Google's Android operating system could help unify a fragmented cell phone industry by becoming the first viable open mobile platform, but it won't have a direct impact on consumers' cell phone experiences right out of the gate.
Google launched Android, an open-source development platform based on mobile Linux, in November. It released the software development kit soon after. The company also formed the Open Handset Alliance, which is a collection of handset manufacturers, chipmaker, and service providers who will--Google hopes--one day form the ecosystem for the Android operating system.
With almost half the world's population using cell phones, the opportunity to reach more people on the Web via a mobile device is huge. Google has long recognized this, and the new software is one way the company hopes to address that market. However, unlike Apple, which developed its own hardware in addition to a mobile operating system, Google is providing only the operating system.

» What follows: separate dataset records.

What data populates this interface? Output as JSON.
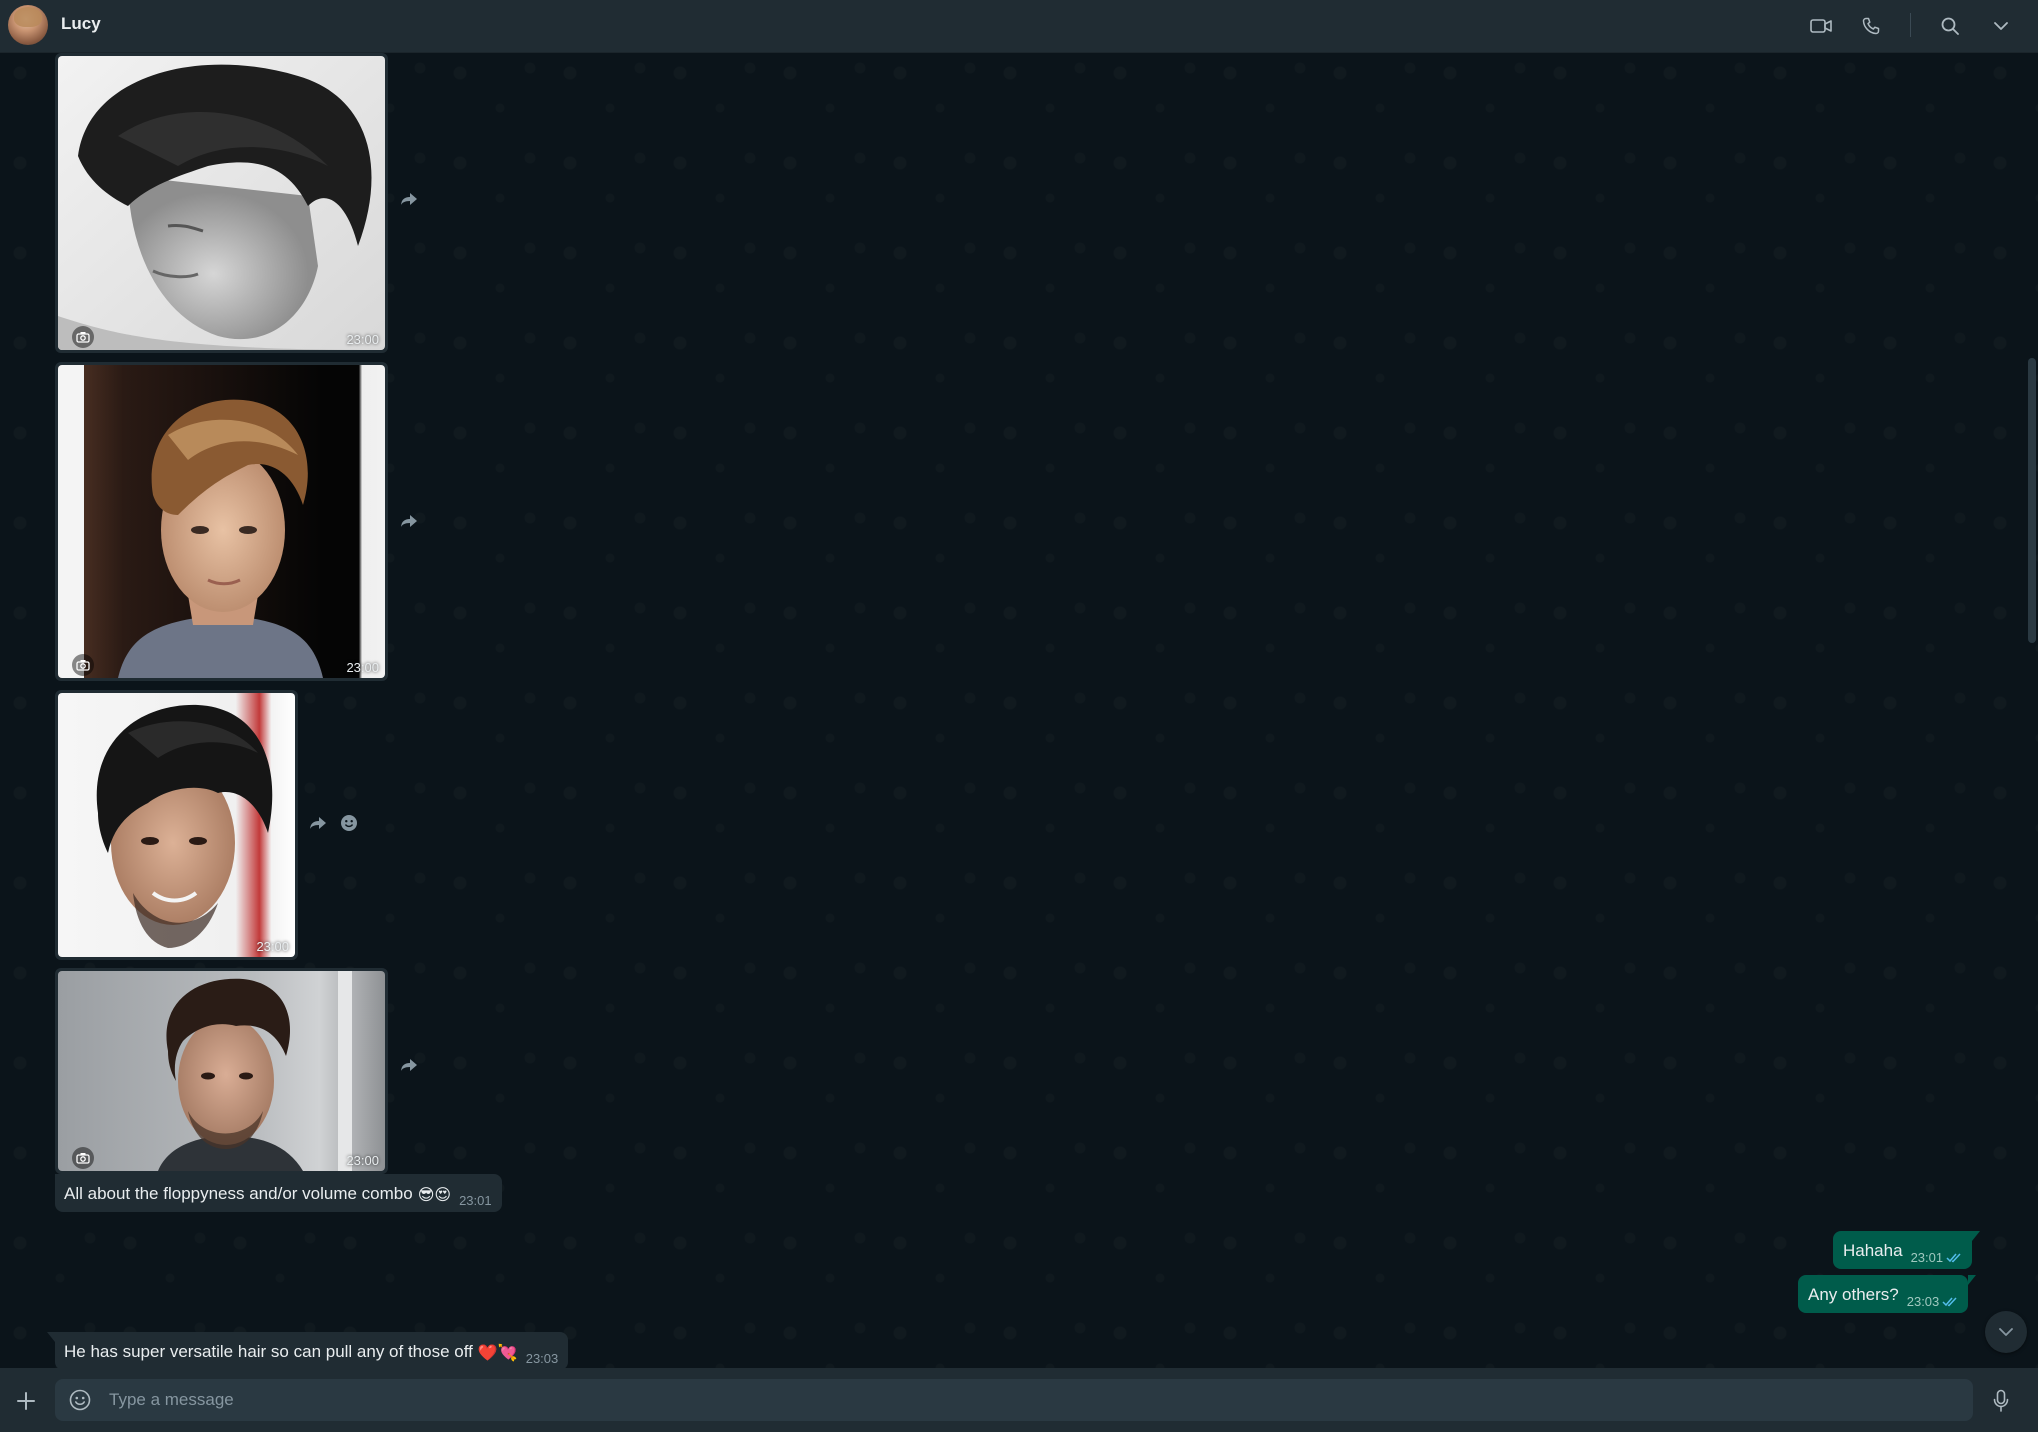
{
  "header": {
    "contact_name": "Lucy"
  },
  "icons": {
    "video": "video-call-icon",
    "phone": "voice-call-icon",
    "search": "search-icon",
    "menu": "chevron-down-icon",
    "attach": "plus-icon",
    "emoji": "emoji-icon",
    "mic": "microphone-icon"
  },
  "messages": {
    "img1_time": "23:00",
    "img2_time": "23:00",
    "img3_time": "23:00",
    "img4_time": "23:00",
    "in1": {
      "text": "All about the floppyness and/or volume combo",
      "emoji": "😎😍",
      "time": "23:01"
    },
    "out1": {
      "text": "Hahaha",
      "time": "23:01"
    },
    "out2": {
      "text": "Any others?",
      "time": "23:03"
    },
    "in2": {
      "text": "He has super versatile hair so can pull any of those off",
      "emoji": "❤️💘",
      "time": "23:03"
    }
  },
  "composer": {
    "placeholder": "Type a message"
  },
  "colors": {
    "background": "#0b141a",
    "header": "#202c33",
    "incoming_bubble": "#202c33",
    "outgoing_bubble": "#005c4b",
    "read_tick": "#53bdeb"
  }
}
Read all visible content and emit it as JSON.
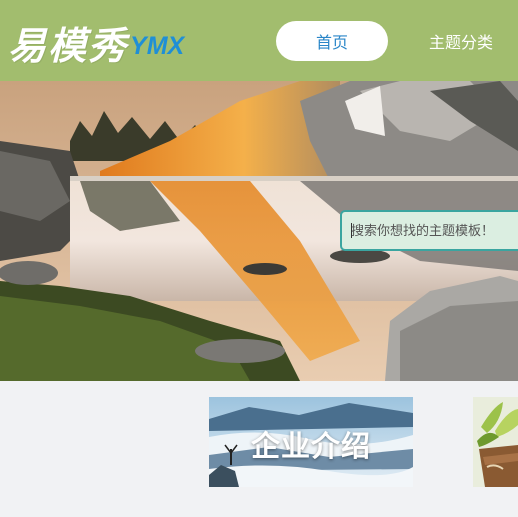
{
  "header": {
    "logo_cn": "易模秀",
    "logo_en": "YMX",
    "nav": [
      {
        "label": "首页",
        "active": true
      },
      {
        "label": "主题分类",
        "active": false
      }
    ]
  },
  "search": {
    "placeholder": "搜索你想找的主题模板！"
  },
  "cards": [
    {
      "title": "企业介绍"
    }
  ],
  "colors": {
    "header_bg": "#a2bd6e",
    "accent_blue": "#1f8fd6",
    "search_border": "#3aa5a0",
    "page_bg": "#f1f2f4"
  }
}
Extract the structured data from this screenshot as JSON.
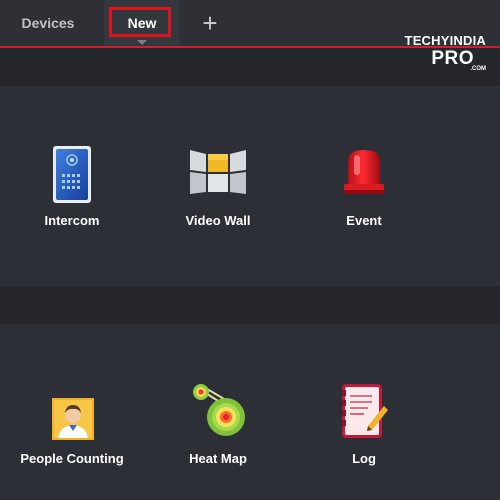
{
  "tabs": {
    "devices_label": "Devices",
    "new_label": "New",
    "add_label": "+"
  },
  "logo": {
    "line1": "TECHYINDIA",
    "line2": "PRO",
    "line3": ".COM"
  },
  "tiles_row1": [
    {
      "label": "Intercom",
      "icon": "intercom-icon"
    },
    {
      "label": "Video Wall",
      "icon": "video-wall-icon"
    },
    {
      "label": "Event",
      "icon": "alarm-light-icon"
    }
  ],
  "tiles_row2": [
    {
      "label": "People Counting",
      "icon": "people-counting-icon"
    },
    {
      "label": "Heat Map",
      "icon": "heat-map-icon"
    },
    {
      "label": "Log",
      "icon": "log-icon"
    }
  ],
  "colors": {
    "accent_red": "#c8232b",
    "highlight_box": "#e0141c",
    "background": "#2a2d33"
  }
}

This approach makes sense for Google, whose main business objective is to develop and deliver applications that connect people to content on the Internet. The company does not develop hardware. It doesn't sell consumer electronic devices. Because Google makes money via Internet advertising, it makes sense for the company to build the mobile software that enables its applications and services.
Because Android itself is only the foundation for the hardware and application developers, much of the software's success will be determined by what others in the ecosystem choose to do with it.
Google will have to inspire cell phone manufacturers to make handsets with a look and feel that appeal to consumers. It will have to inspire application developers to come up with cool applications that consumers want to use. It will have to encourage mobile operators--which, in the U.S. at least, have tightly controlled the selection of devices allowed on their networks--to open their networks enough so mobile subscribers can use the features and functionality built into their phones.
"Consumers don't buy operating systems," said Avi Greengart, research director for mobile devices at Current Analysis. "They buy phones and gadgets. Therefore, if someone comes out with a kick-ass phone that does amazing things using the Android operating system, then it will be a success. But if not, it's just another developer toy."
These are still the early days for Android. Prototypes of the first mobile handsets using Android debuted in February at the GSMA Mobile World Congress. Commercial products are expected later this year. According to several reports, smartphone maker HTC may become the first company to manufacture an Android device. Samsung Electronics is likely to be a close second. Both companies are members of the Open Handset Alliance.
For the most part, the prototypes using the Android software don't offer functionality that is any different from that of a Microsoft Windows Mobile phone. But experts say it's not so much what Android lets cell phone users do, but rather what it doesn't require handset chip and device makers to do.
"Android provides a complete application framework, which can be put on chipsets with a lot less work," James Bruce, North American mobile manager for marketing at ARM, said during an interview at the GSM Mobile World Congress earlier this year.
Android should simplify the process of getting a new phone and new applications to market. Today, the cell phone market is extremely fragmented. Every manufacturer has its own operating system for phones. Very often even different models of handsets are developed using proprietary software. This makes it difficult for handset components makers, application developers, and the handset makers themselves to develop new products and services quickly because they have to design functionality for each software iteration. Even the most basic functions, such as Short Message Service, could require different programming from one brand of handset to another.
But the reality is that Android is neither the first nor the only open-source software that claims it can help simplify the market. The mobile Linux community has already been trying to do this for years. In fact, Android uses a version of mobile Linux as its foundation. The problem with mobile Linux thus far has been that there have been 15 or 16 different versions of the operating system.
But because Google's resources are behind it, experts think that Android may indeed have the best chance of consolidating the open-source market and making an impact in the mobile market.
"Android is simply one of many mobile Linux operating systems," said Jason Devitt, president and CEO of SkyDeck, a cell phone application start-up. "But it looks like it could be the one that will make the biggest impact, simply because it's Google."